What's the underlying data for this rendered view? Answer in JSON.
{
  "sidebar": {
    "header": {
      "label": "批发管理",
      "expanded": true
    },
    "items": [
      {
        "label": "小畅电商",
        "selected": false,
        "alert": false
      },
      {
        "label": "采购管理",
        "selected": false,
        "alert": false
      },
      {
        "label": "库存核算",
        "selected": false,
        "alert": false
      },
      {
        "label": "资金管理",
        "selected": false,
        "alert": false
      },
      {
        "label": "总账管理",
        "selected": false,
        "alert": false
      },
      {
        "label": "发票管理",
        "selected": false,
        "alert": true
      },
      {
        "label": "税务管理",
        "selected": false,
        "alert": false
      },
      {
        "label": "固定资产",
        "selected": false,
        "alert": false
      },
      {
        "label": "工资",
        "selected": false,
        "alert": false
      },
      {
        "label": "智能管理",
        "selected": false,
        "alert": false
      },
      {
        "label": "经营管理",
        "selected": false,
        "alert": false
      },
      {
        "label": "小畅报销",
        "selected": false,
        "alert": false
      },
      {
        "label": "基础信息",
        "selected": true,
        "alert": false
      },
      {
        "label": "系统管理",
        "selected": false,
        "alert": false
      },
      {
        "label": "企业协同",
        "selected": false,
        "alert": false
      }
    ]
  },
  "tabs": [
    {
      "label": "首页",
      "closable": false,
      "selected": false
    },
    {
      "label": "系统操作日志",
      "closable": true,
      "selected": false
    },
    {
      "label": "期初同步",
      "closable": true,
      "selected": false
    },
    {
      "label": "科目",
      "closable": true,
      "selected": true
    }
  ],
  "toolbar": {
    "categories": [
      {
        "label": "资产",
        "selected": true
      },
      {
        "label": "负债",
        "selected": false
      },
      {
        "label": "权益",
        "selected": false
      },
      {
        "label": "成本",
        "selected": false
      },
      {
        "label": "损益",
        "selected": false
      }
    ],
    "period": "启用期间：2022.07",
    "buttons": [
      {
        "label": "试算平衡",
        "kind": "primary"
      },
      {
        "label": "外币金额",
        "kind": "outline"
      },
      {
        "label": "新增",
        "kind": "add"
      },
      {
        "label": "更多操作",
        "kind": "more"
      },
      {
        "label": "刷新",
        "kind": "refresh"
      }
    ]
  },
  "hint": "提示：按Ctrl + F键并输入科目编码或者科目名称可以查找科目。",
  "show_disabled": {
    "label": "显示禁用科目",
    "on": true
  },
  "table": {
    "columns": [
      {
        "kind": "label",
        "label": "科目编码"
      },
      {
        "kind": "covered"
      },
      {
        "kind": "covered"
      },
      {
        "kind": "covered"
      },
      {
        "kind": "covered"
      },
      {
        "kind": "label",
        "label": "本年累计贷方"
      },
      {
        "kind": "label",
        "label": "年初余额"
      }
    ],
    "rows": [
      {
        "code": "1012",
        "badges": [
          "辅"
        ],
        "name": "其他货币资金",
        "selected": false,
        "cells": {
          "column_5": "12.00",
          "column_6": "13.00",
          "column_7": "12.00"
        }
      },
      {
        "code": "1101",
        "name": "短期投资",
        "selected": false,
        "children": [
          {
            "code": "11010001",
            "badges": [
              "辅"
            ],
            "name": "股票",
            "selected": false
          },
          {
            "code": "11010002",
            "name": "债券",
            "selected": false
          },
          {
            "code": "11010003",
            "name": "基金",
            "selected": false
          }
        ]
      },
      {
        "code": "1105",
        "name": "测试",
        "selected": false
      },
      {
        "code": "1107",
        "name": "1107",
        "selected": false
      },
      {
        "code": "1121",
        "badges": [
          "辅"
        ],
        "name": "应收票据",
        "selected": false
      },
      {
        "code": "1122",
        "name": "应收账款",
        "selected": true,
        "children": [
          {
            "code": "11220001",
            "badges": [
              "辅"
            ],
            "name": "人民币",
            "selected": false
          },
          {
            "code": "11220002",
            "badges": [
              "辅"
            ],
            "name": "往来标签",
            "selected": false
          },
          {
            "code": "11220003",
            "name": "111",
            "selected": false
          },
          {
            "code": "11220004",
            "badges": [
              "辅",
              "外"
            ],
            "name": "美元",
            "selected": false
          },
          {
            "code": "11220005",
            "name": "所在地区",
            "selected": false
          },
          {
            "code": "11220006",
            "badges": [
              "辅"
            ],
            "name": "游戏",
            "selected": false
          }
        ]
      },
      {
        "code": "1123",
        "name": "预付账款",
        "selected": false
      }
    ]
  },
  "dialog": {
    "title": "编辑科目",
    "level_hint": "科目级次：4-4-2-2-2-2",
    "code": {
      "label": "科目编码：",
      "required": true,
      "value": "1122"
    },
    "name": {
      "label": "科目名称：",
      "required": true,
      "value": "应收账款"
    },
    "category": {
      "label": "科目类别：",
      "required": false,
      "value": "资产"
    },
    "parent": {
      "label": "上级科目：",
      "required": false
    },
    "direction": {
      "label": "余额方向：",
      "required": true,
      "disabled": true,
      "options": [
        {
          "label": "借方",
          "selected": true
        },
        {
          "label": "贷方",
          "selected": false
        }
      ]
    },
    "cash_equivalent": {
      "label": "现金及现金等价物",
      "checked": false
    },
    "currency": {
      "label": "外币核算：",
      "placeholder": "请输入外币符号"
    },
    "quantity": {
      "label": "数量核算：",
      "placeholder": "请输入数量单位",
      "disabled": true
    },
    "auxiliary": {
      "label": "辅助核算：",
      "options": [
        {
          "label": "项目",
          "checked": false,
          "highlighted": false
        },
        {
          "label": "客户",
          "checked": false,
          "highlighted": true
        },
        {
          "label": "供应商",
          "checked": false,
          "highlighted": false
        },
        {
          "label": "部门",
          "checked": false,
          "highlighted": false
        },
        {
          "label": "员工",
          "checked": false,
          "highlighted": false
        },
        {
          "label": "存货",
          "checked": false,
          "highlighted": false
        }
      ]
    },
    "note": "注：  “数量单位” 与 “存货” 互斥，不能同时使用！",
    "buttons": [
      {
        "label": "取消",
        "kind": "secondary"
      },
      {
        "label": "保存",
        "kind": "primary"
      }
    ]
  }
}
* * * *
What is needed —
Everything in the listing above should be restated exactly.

Output of the task —
What's the underlying data for this rendered view? Answer in JSON.
{
  "sidebar": {
    "header": {
      "label": "批发管理",
      "expanded": true
    },
    "items": [
      {
        "label": "小畅电商",
        "selected": false,
        "alert": false
      },
      {
        "label": "采购管理",
        "selected": false,
        "alert": false
      },
      {
        "label": "库存核算",
        "selected": false,
        "alert": false
      },
      {
        "label": "资金管理",
        "selected": false,
        "alert": false
      },
      {
        "label": "总账管理",
        "selected": false,
        "alert": false
      },
      {
        "label": "发票管理",
        "selected": false,
        "alert": true
      },
      {
        "label": "税务管理",
        "selected": false,
        "alert": false
      },
      {
        "label": "固定资产",
        "selected": false,
        "alert": false
      },
      {
        "label": "工资",
        "selected": false,
        "alert": false
      },
      {
        "label": "智能管理",
        "selected": false,
        "alert": false
      },
      {
        "label": "经营管理",
        "selected": false,
        "alert": false
      },
      {
        "label": "小畅报销",
        "selected": false,
        "alert": false
      },
      {
        "label": "基础信息",
        "selected": true,
        "alert": false
      },
      {
        "label": "系统管理",
        "selected": false,
        "alert": false
      },
      {
        "label": "企业协同",
        "selected": false,
        "alert": false
      }
    ]
  },
  "tabs": [
    {
      "label": "首页",
      "closable": false,
      "selected": false
    },
    {
      "label": "系统操作日志",
      "closable": true,
      "selected": false
    },
    {
      "label": "期初同步",
      "closable": true,
      "selected": false
    },
    {
      "label": "科目",
      "closable": true,
      "selected": true
    }
  ],
  "toolbar": {
    "categories": [
      {
        "label": "资产",
        "selected": true
      },
      {
        "label": "负债",
        "selected": false
      },
      {
        "label": "权益",
        "selected": false
      },
      {
        "label": "成本",
        "selected": false
      },
      {
        "label": "损益",
        "selected": false
      }
    ],
    "period": "启用期间：2022.07",
    "buttons": [
      {
        "label": "试算平衡",
        "kind": "primary"
      },
      {
        "label": "外币金额",
        "kind": "outline"
      },
      {
        "label": "新增",
        "kind": "add"
      },
      {
        "label": "更多操作",
        "kind": "more"
      },
      {
        "label": "刷新",
        "kind": "refresh"
      }
    ]
  },
  "hint": "提示：按Ctrl + F键并输入科目编码或者科目名称可以查找科目。",
  "show_disabled": {
    "label": "显示禁用科目",
    "on": true
  },
  "table": {
    "columns": [
      {
        "kind": "label",
        "label": "科目编码"
      },
      {
        "kind": "covered"
      },
      {
        "kind": "covered"
      },
      {
        "kind": "covered"
      },
      {
        "kind": "covered"
      },
      {
        "kind": "label",
        "label": "本年累计贷方"
      },
      {
        "kind": "label",
        "label": "年初余额"
      }
    ],
    "rows": [
      {
        "code": "1012",
        "badges": [
          "辅"
        ],
        "name": "其他货币资金",
        "selected": false,
        "cells": {
          "column_5": "12.00",
          "column_6": "13.00",
          "column_7": "12.00"
        }
      },
      {
        "code": "1101",
        "name": "短期投资",
        "selected": false,
        "children": [
          {
            "code": "11010001",
            "badges": [
              "辅"
            ],
            "name": "股票",
            "selected": false
          },
          {
            "code": "11010002",
            "name": "债券",
            "selected": false
          },
          {
            "code": "11010003",
            "name": "基金",
            "selected": false
          }
        ]
      },
      {
        "code": "1105",
        "name": "测试",
        "selected": false
      },
      {
        "code": "1107",
        "name": "1107",
        "selected": false
      },
      {
        "code": "1121",
        "badges": [
          "辅"
        ],
        "name": "应收票据",
        "selected": false
      },
      {
        "code": "1122",
        "name": "应收账款",
        "selected": true,
        "children": [
          {
            "code": "11220001",
            "badges": [
              "辅"
            ],
            "name": "人民币",
            "selected": false
          },
          {
            "code": "11220002",
            "badges": [
              "辅"
            ],
            "name": "往来标签",
            "selected": false
          },
          {
            "code": "11220003",
            "name": "111",
            "selected": false
          },
          {
            "code": "11220004",
            "badges": [
              "辅",
              "外"
            ],
            "name": "美元",
            "selected": false
          },
          {
            "code": "11220005",
            "name": "所在地区",
            "selected": false
          },
          {
            "code": "11220006",
            "badges": [
              "辅"
            ],
            "name": "游戏",
            "selected": false
          }
        ]
      },
      {
        "code": "1123",
        "name": "预付账款",
        "selected": false
      }
    ]
  },
  "dialog": {
    "title": "编辑科目",
    "level_hint": "科目级次：4-4-2-2-2-2",
    "code": {
      "label": "科目编码：",
      "required": true,
      "value": "1122"
    },
    "name": {
      "label": "科目名称：",
      "required": true,
      "value": "应收账款"
    },
    "category": {
      "label": "科目类别：",
      "required": false,
      "value": "资产"
    },
    "parent": {
      "label": "上级科目：",
      "required": false
    },
    "direction": {
      "label": "余额方向：",
      "required": true,
      "disabled": true,
      "options": [
        {
          "label": "借方",
          "selected": true
        },
        {
          "label": "贷方",
          "selected": false
        }
      ]
    },
    "cash_equivalent": {
      "label": "现金及现金等价物",
      "checked": false
    },
    "currency": {
      "label": "外币核算：",
      "placeholder": "请输入外币符号"
    },
    "quantity": {
      "label": "数量核算：",
      "placeholder": "请输入数量单位",
      "disabled": true
    },
    "auxiliary": {
      "label": "辅助核算：",
      "options": [
        {
          "label": "项目",
          "checked": false,
          "highlighted": false
        },
        {
          "label": "客户",
          "checked": false,
          "highlighted": true
        },
        {
          "label": "供应商",
          "checked": false,
          "highlighted": false
        },
        {
          "label": "部门",
          "checked": false,
          "highlighted": false
        },
        {
          "label": "员工",
          "checked": false,
          "highlighted": false
        },
        {
          "label": "存货",
          "checked": false,
          "highlighted": false
        }
      ]
    },
    "note": "注：  “数量单位” 与 “存货” 互斥，不能同时使用！",
    "buttons": [
      {
        "label": "取消",
        "kind": "secondary"
      },
      {
        "label": "保存",
        "kind": "primary"
      }
    ]
  }
}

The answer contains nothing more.